The tourism-dependent Caribbean is expected to struggle to recapture the heady heights of the estimated 25.7 million tourists who travelled to the region in 2018.
Though robust, that represents a fall-off from the 36.6 million the previous year. Jamaica welcomes more than four million tourists annually.
Barbados, Belize, and The Bahamas are among the most tourism-exposed countries in the world.
S&P Global Ratings has forecast a decline of 60-70 per cent from April to December compared to last year.
In the wake of COVID-19, the ratings agency downgraded The Bahamas and Belize this month further to junk statu, while lowering the credit outlooks in Aruba, Barbados, the Dominican Republic, and Jamaica to negative.

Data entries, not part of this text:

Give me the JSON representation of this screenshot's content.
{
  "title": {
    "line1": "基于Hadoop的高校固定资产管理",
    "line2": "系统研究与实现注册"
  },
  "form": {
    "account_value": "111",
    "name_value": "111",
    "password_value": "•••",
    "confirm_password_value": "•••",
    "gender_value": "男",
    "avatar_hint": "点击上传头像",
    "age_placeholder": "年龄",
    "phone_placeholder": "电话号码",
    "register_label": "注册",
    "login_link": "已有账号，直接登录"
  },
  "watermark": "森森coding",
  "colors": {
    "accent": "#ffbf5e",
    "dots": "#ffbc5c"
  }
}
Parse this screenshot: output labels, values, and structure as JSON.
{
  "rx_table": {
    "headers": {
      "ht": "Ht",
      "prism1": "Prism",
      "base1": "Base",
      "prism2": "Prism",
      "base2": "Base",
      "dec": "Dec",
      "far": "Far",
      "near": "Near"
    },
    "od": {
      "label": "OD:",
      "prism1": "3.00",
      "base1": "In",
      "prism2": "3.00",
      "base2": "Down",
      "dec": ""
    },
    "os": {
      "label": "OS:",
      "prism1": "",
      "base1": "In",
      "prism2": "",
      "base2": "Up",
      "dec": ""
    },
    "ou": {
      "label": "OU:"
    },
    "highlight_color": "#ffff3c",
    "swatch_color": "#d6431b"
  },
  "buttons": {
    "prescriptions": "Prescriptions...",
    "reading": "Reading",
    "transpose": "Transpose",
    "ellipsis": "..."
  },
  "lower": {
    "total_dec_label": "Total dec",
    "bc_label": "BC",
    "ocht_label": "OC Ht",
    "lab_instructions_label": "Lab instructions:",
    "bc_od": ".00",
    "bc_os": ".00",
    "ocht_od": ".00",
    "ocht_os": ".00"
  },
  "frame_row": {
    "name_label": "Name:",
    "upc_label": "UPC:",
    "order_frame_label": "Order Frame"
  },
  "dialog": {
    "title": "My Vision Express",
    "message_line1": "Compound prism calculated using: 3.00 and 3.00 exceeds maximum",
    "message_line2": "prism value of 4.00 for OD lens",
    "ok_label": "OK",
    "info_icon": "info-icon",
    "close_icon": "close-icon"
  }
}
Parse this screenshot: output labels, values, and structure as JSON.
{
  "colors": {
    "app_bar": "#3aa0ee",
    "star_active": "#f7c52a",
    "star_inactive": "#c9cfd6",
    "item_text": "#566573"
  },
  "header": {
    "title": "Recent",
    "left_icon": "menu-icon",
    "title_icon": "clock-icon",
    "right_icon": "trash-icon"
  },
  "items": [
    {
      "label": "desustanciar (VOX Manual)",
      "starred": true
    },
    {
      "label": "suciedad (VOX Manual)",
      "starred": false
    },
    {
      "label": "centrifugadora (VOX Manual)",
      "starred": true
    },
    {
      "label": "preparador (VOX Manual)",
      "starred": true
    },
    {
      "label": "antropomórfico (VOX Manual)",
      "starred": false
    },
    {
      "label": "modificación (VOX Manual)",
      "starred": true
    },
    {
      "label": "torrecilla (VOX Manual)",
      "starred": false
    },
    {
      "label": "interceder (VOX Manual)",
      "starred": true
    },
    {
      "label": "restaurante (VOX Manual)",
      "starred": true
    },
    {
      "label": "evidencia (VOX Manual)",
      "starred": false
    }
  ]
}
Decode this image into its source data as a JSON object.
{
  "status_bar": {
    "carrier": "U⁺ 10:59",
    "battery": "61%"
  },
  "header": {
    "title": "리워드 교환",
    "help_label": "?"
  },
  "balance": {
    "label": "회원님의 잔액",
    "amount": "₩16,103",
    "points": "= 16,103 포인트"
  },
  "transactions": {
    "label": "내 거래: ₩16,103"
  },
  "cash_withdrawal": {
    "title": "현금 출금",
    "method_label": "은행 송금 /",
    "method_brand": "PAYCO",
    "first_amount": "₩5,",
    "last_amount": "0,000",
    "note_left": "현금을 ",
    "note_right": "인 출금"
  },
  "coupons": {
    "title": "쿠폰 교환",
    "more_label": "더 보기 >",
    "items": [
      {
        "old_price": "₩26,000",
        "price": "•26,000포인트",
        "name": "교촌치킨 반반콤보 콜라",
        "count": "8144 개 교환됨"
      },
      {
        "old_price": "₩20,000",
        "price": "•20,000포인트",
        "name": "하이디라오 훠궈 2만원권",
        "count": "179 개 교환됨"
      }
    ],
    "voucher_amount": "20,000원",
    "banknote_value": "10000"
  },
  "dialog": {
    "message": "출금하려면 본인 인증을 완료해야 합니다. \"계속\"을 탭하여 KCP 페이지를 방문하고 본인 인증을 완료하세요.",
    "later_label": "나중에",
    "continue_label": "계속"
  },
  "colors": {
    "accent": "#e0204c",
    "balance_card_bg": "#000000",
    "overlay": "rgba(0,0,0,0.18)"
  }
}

Holness said that reopening Jamaica’s borders to tourists was anchored on how fast the country’s task force can forge protocols to facilitate the new modes of travel in the COVID era.
“We have been hard-hit by this pandemic, more so from the economic fallout than the health situation, but we are doing a delicate balancing act between lives and livelihood, and I believe all Caribbean governments, particularly those of CARICOM, have done exceptionally well in striking that balance,” reasoned Holness.
He added: “I think we are generally now at the point where we have to figure out how we reopen our economies to tourism and travel, generally.”
In the meantime, Guterres said that while developed countries were able to engage in targeted welfare for vulnerable populations, enough was not being done to call for more dialogue with developing states.
The prime minister said UN working groups would consider six areas for urgent action and are tasked to deliver the first report at the next ministerial meeting in July.
Areas to be considered:
1. Global liquidity and financial stability.
2. Debt vulnerability.
3. Private-sector creditors’ engagement.
4. External finance for inclusive growth.
5. Illicit financial flows.
6. Recovering better for sustainability.
These groups will comprised member states supported by the UN Development System and in partnership with relevant international organisations, financial institutions, think thanks, thought leaders, and civil society actors.